Data records for software interfaces
_ _ _ _ _
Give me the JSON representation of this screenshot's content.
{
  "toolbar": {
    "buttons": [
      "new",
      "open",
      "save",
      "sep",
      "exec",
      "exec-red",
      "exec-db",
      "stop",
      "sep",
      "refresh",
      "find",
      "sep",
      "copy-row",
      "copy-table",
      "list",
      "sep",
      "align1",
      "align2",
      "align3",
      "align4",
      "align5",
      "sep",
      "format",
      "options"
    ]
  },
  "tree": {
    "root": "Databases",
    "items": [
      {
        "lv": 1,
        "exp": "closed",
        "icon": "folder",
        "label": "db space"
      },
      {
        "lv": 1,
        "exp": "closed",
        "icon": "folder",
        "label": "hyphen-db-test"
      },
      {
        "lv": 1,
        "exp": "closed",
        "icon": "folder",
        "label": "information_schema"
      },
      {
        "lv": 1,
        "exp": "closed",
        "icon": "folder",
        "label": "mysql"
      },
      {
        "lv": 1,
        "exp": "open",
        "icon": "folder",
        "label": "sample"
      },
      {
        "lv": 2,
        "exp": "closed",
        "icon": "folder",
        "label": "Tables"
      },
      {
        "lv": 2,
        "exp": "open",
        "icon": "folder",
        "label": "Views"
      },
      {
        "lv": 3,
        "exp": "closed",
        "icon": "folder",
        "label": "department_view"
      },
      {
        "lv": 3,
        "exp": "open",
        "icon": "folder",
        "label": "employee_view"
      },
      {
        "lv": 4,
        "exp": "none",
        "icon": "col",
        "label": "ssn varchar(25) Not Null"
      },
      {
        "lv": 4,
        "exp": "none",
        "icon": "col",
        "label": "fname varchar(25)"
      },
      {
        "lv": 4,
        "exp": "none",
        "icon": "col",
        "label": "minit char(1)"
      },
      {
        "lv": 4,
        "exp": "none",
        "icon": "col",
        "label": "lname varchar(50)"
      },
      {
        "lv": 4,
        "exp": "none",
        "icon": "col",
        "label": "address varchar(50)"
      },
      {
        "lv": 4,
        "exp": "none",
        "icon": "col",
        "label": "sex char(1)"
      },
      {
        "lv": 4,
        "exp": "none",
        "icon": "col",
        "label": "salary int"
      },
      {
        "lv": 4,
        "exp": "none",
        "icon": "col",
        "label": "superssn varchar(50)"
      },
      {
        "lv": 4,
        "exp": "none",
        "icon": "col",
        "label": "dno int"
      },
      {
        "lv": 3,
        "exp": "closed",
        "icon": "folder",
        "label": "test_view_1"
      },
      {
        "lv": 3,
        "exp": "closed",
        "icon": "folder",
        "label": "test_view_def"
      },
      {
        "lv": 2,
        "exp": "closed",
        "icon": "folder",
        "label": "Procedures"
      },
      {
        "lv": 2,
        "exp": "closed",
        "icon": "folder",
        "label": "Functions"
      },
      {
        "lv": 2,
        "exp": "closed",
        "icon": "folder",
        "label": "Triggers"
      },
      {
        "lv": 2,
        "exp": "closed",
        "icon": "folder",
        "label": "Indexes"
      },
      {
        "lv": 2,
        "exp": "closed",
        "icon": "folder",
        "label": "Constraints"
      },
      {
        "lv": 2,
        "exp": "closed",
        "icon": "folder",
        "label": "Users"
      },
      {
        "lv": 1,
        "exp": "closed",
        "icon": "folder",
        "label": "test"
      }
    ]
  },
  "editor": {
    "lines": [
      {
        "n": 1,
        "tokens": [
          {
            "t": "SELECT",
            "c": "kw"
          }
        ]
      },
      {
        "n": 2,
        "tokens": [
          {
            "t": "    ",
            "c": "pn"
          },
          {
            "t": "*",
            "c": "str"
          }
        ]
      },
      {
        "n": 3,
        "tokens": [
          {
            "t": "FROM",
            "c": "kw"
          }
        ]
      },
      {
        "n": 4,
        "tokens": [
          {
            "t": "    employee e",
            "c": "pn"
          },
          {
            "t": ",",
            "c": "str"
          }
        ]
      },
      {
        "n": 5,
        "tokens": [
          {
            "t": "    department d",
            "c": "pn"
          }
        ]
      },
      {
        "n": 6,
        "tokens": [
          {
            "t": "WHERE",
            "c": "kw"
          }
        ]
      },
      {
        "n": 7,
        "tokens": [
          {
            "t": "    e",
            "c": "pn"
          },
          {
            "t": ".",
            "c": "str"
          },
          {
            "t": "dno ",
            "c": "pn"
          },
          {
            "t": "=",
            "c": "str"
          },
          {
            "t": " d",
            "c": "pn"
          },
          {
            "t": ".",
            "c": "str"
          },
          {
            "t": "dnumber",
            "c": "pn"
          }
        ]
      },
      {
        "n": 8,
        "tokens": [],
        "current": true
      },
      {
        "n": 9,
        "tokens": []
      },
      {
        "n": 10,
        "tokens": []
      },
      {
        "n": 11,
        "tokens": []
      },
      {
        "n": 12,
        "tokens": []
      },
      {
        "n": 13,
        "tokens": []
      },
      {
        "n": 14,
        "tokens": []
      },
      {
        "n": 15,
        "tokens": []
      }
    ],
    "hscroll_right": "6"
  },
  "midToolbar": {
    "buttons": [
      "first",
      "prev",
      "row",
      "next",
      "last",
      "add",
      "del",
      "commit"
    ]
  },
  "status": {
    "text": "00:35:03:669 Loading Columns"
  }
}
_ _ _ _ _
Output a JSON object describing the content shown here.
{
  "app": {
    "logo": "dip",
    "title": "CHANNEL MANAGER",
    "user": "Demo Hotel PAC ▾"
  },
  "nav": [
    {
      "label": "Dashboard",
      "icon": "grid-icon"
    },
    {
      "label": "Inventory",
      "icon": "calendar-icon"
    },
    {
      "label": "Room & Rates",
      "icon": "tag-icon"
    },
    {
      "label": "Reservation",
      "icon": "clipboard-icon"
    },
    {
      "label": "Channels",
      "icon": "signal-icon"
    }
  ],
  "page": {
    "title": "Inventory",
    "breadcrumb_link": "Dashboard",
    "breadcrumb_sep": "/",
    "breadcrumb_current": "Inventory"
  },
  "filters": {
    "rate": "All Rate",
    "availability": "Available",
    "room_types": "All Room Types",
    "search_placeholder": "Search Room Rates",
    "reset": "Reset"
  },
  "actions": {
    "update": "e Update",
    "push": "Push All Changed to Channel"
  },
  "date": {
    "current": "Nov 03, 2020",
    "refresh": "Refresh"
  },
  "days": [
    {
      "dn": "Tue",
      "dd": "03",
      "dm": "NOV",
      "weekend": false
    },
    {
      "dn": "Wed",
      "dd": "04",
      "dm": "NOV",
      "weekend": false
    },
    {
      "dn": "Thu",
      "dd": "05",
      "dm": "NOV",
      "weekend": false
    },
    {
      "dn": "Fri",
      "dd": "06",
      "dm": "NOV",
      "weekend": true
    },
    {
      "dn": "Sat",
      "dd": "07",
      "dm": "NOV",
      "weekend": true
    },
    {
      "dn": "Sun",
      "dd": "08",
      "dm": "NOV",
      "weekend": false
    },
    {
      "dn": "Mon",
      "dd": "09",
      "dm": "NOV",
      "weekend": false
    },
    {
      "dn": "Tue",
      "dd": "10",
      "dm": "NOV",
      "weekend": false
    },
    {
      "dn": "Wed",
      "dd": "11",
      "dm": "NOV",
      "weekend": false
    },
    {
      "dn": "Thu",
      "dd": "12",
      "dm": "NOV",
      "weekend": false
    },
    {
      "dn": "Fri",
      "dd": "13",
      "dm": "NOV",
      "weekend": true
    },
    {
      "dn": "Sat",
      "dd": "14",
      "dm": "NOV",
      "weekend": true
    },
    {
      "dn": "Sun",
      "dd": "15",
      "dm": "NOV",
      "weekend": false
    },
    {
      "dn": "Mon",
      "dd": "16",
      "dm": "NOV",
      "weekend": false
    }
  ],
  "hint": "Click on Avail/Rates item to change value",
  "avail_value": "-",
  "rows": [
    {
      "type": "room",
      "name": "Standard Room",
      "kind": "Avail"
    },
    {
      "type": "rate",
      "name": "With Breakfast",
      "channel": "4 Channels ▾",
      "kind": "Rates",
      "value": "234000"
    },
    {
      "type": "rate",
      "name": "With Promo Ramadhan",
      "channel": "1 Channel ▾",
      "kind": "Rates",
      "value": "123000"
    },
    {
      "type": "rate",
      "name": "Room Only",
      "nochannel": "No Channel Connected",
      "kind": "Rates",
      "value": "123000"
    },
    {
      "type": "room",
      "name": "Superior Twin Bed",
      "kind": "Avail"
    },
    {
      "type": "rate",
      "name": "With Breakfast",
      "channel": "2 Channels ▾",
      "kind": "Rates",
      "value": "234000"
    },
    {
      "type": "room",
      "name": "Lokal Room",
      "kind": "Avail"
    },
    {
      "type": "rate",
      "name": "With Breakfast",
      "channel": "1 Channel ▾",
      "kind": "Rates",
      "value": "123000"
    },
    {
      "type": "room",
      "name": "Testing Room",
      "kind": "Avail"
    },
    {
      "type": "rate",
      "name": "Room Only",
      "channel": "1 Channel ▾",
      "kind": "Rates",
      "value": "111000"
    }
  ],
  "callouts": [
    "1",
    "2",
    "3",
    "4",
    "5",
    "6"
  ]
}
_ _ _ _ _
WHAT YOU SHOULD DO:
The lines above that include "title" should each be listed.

TASK SOLUTION:
    "title": "CHANNEL MANAGER",
    "title": "Inventory",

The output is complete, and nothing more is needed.